Both these approaches fail to address Mao’s paramount role in deciding China’s Cambodian policies. In We Now Know, John Lewis Gaddis writes that “the more we learn, the less sense it makes to distinguish Stalin’s foreign policies from his domestic practices or even his personal behavior.” It is the same case when analyzing the foreign policies of China during the Mao era. Chinese scholar He Fang writes that “in the political struggles staged by Mao, China’s domestic politics and external relations were directly connected.” Any examination of the CCP’s relationship with its Khmer Rouge ally under Mao has to center round the Chairman himself. China’s Cambodian polices were indistinguishable from Mao’s domestic policies and his political needs. In this sense, the distinction between radicals and moderates disguises Mao’s
central role. When Mao was alive, Zhou Enlai, Deng Xiaoping, or the Gang of Four were simply implementing his policies. Failing to do so, they would either be criticized or purged.
By utilizing untapped Chinese primary sources, including official documents, the biographies and memoirs of the CCP cadres involved in managing the relationship with the Khmer Rouge, and in particular the memoirs of former Huayun (Huaren Huaqiao Gemingyundong, or ethnic Chinese revolutionary movements) members in Cambodia, this paper argues that, under Mao, the CCP’s policies towards the Khmer Rouge were subordinate to Mao’s political needs and shaped primarily by his efforts to safeguard the Cultural Revolution. But in the end, Mao’s “ideological victory” translated into a strategic failure for China’s post-Mao leadership.

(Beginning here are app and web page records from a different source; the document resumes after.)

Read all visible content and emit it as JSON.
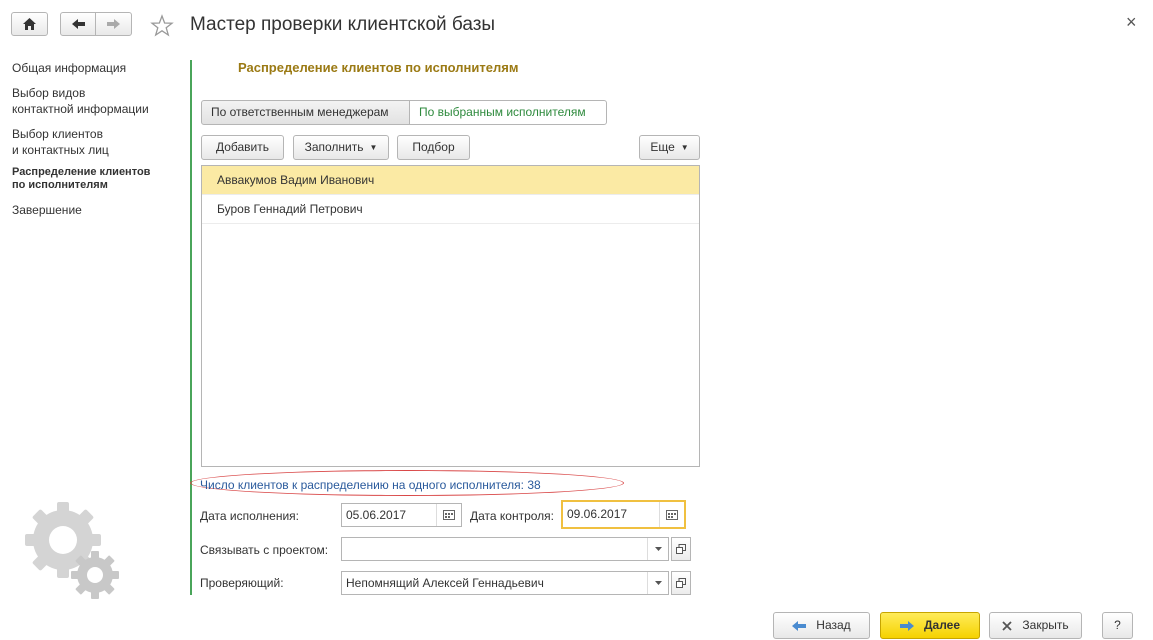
{
  "toolbar": {
    "title": "Мастер проверки клиентской базы",
    "close_glyph": "×"
  },
  "nav": {
    "items": [
      {
        "label": "Общая информация"
      },
      {
        "label": "Выбор видов\nконтактной информации"
      },
      {
        "label": "Выбор клиентов\nи контактных лиц"
      },
      {
        "label": "Распределение клиентов\nпо исполнителям",
        "active": true
      },
      {
        "label": "Завершение"
      }
    ]
  },
  "main": {
    "section_title": "Распределение клиентов по исполнителям",
    "segments": [
      "По ответственным менеджерам",
      "По выбранным исполнителям"
    ],
    "buttons": {
      "add": "Добавить",
      "fill": "Заполнить",
      "pick": "Подбор",
      "more": "Еще"
    },
    "list": {
      "rows": [
        "Аввакумов Вадим Иванович",
        "Буров Геннадий Петрович"
      ],
      "selected_index": 0
    },
    "info_text": "Число клиентов к распределению на одного исполнителя: 38",
    "fields": {
      "exec_date_label": "Дата исполнения:",
      "exec_date_value": "05.06.2017",
      "control_date_label": "Дата контроля:",
      "control_date_value": "09.06.2017",
      "project_label": "Связывать с проектом:",
      "project_value": "",
      "reviewer_label": "Проверяющий:",
      "reviewer_value": "Непомнящий Алексей Геннадьевич"
    }
  },
  "footer": {
    "back": "Назад",
    "next": "Далее",
    "close": "Закрыть",
    "help": "?"
  },
  "colors": {
    "accent_green": "#4aa55a",
    "section_title": "#9b7a14",
    "selected_row": "#fbeaa4",
    "highlight_ellipse": "#d94848",
    "primary_button": "#f5d200"
  }
}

This paper is divided into three parts. The first discusses why the Khmer Rouge’s victory was ideologically important to Mao’s China. This section argues that the Khmer Rouge’s victory and revolutionary struggles were ideologically significant for the CCP, particularly because of the decline of Mao’s revolutions both at home and abroad. This is the key to understanding the relationship between the CCP and the Khmer Rouge in the Mao era. The second section examines how the cadres of the ILD (Zhonglianbu, the International Liaison Department of the CCP) managed the CCP-Khmer Rouge relationship. While Mertha’s study examines the ministries and departments involved in the “three dimensions” of Chinese assistance to Cambodia (“military, trade, and infrastructure”), these actors, including the Ministry of Foreign Economic Relations, dealt with functional rather than political matters. The ILD, in contrast, played a central role in managing the bilateral relationship. An examination of the ILD cadres who managed the CCP-Khmer Rouge relations sheds new light on how political relationship between the CCP and the CPK. The third section investigates developments in Cambodia, focusing on the stories of the Huayun members and the ethnic Chinese in Cambodia and how such individuals affected the relationship between the CCP and the Khmer Rouge. The conclusion of the paper points out that Mao’s ideological victory translated into a strategic failure for China’s post-Mao leadership.